And lawmakers took notice.
“I was getting notes from Senate offices just like, ‘what is this all about? We’re flooded with phone calls,'” Greer said.
Now, in the House, bipartisan leaders of the Blockchain Caucus are trying to determine how to move forward as it’s become clear House leadership intends to pass the infrastructure package without amendments.
Rep. Darren Soto, D-Fla., a co-chair of the Blockchain Caucus, said in an interview he would introduce two bills echoing the proposed amendments in the Senate that aimed to alter the broker definition. Those amendments didn’t get a vote in the Senate and since there will likely not be a chance for amendments in the House, Soto hopes to pass the bills through the reconciliation process. House Speaker Nancy Pelosi has said she wants the chamber to vote on the infrastructure package by Sept. 27.
Compared with the Senate, the House has the benefit of a robust, long-standing Blockchain Caucus that is established in the chamber and has about 30 members.
Some blockchain players have stepped up lobbying spending in recent quarters, though disclosures for the most recent quarter that would include the infrastructure vote period are not yet available. But second quarter disclosures show the Blockchain Association increased its spending from the previous quarter by 23% to $160,000. The Chamber of Digital Commerce, which represents a mix of tech and finance companies, ramped up its lobbying spend by more than 100% from the first to second quarter, spending $62,000 in Q2.
Soto said the sheer amount of attention the cryptocurrency provision has generated in Congress shows how far the industry has come.
“It shows from a market point of view, it’s arrived,” he said. “Now you have senators and powerful House members grappling over how to best do the provision. It’s not an afterthought anymore, it’s not an obscure technology. It’s one of the main debates right now as we draft our infrastructure proposals.”
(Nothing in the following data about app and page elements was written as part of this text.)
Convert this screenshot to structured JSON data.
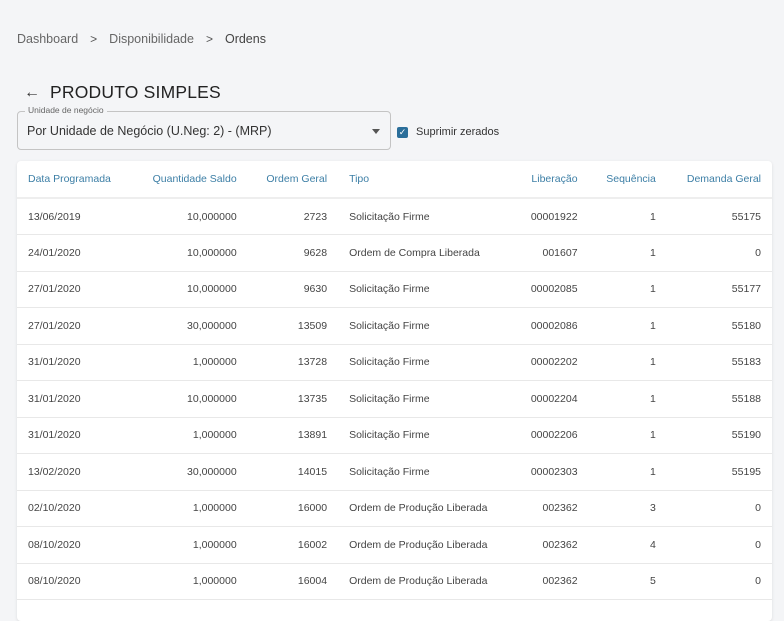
{
  "breadcrumb": [
    "Dashboard",
    "Disponibilidade",
    "Ordens"
  ],
  "title": "PRODUTO SIMPLES",
  "unit_field": {
    "label": "Unidade de negócio",
    "value": "Por Unidade de Negócio (U.Neg: 2) - (MRP)"
  },
  "suppress": {
    "label": "Suprimir zerados",
    "checked": true
  },
  "table": {
    "columns": [
      "Data Programada",
      "Quantidade Saldo",
      "Ordem Geral",
      "Tipo",
      "Liberação",
      "Sequência",
      "Demanda Geral"
    ],
    "rows": [
      [
        "13/06/2019",
        "10,000000",
        "2723",
        "Solicitação Firme",
        "00001922",
        "1",
        "55175"
      ],
      [
        "24/01/2020",
        "10,000000",
        "9628",
        "Ordem de Compra Liberada",
        "001607",
        "1",
        "0"
      ],
      [
        "27/01/2020",
        "10,000000",
        "9630",
        "Solicitação Firme",
        "00002085",
        "1",
        "55177"
      ],
      [
        "27/01/2020",
        "30,000000",
        "13509",
        "Solicitação Firme",
        "00002086",
        "1",
        "55180"
      ],
      [
        "31/01/2020",
        "1,000000",
        "13728",
        "Solicitação Firme",
        "00002202",
        "1",
        "55183"
      ],
      [
        "31/01/2020",
        "10,000000",
        "13735",
        "Solicitação Firme",
        "00002204",
        "1",
        "55188"
      ],
      [
        "31/01/2020",
        "1,000000",
        "13891",
        "Solicitação Firme",
        "00002206",
        "1",
        "55190"
      ],
      [
        "13/02/2020",
        "30,000000",
        "14015",
        "Solicitação Firme",
        "00002303",
        "1",
        "55195"
      ],
      [
        "02/10/2020",
        "1,000000",
        "16000",
        "Ordem de Produção Liberada",
        "002362",
        "3",
        "0"
      ],
      [
        "08/10/2020",
        "1,000000",
        "16002",
        "Ordem de Produção Liberada",
        "002362",
        "4",
        "0"
      ],
      [
        "08/10/2020",
        "1,000000",
        "16004",
        "Ordem de Produção Liberada",
        "002362",
        "5",
        "0"
      ]
    ]
  }
}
“For a long time, this technology and this community has just been dismissed as like a hobbyist industry or ‘crypto’s just a speculative asset, there’s no real use case,’ and I think that has changed,” said Perianne Boring, president of the Chamber of Digital Commerce. “And I think more people are starting to understand how important this technology is going to be for the future of our economy and they’re taking it more seriously.”